imagers and other instruments to a variety of features spread over this larger area.
The recent Mars Pathfinder mission demonstrated the utility of such an
approach. The Sojourner Rover was carried to the surface of Mars by a lander. Over
an area approximately 10 meters in radius, it conducted soil experiments in several
different terrains, took detailed images of rocks and soils from centimeters away, and
placed its on-board spectrometer on 16 distinct targets (9 rocks and 7 soil sites).

Figure 8
Future missions plan to expand this successful technology by incorporating mobile
robots (“rovers”) which are capable of traversing even larger distances, carrying their
instruments to a wider variety of features and even caching samples along the way. A
key requirement for these new planetary robots is greater navigational autonomy,
since longer distances than in prior missions must be covered between
communications with Earth. The field of planetary exploration offers a rich
environment for mobile robotics research, encompassing many complicated issues
which must be tackled in order to produce successful missions. In particular, some of
the issues related to autonomous path-planning for planetary rovers. With the tools
provided by improvements in these areas, mobile robots will prove to be an even
more useful and robust addition to the techniques available for planetary exploration.
5.2 Biological Inspiration:
When trying to re-create biological phenomena, it makes sense to look at the
biological world for some good initial pointers.
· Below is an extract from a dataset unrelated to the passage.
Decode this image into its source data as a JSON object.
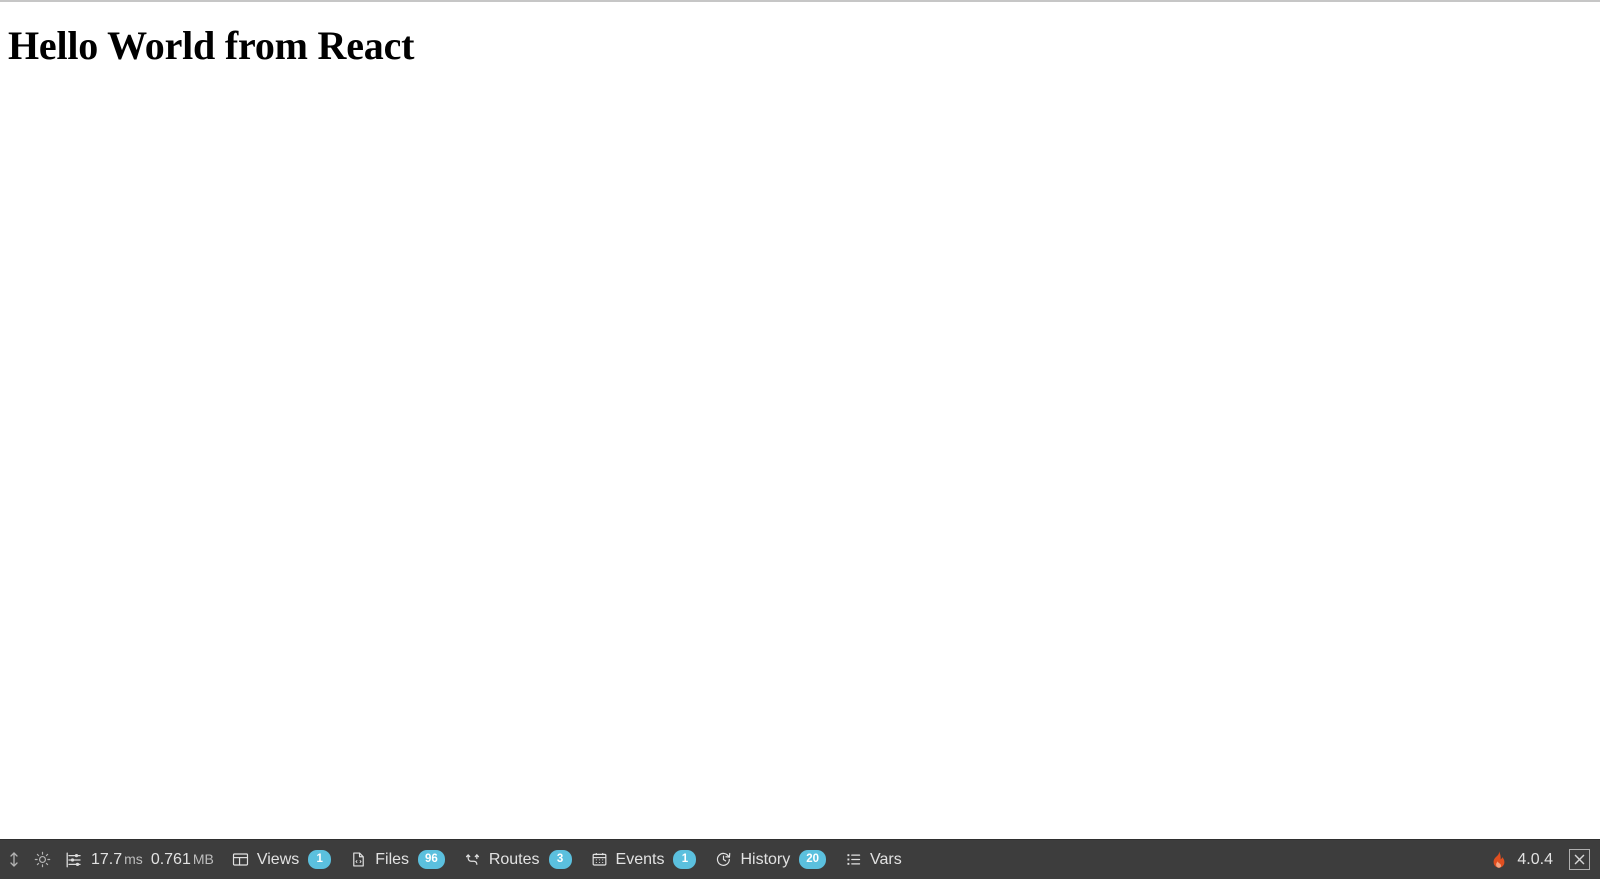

For instance, the study of robotic
locomotion is aided by observing and imitating biological systems. A robot is limited
when using wheels (very un-biological) in rough terrains, whereas a biologically
inspired robot would have legs like that of a spider for maneuvering around and over
obstacles.
Another example may be how a spider-like robot that loses a leg might adjust its
gait to complete a mission-critical task. One can look at an experiment performed as
an example. Here two legs from opposite sides of a spider were amputated. Two
possibilities existed for the spider: it could either retain a diagonal rhythm of
locomotion using four legs, but lose its ability to balance; or it could move three legs
at a time, offsetting its diagonal rhythm. The experiment showed that the spider
chose the second alternative, which was more mechanically stable. This apparently
has to do with the fact that although the walking patterns are determined in the
spiders “central oscillator,” they can be modified by feedback from sensory organs in
the legs. In effect, the spider adapted by reprogramming itself.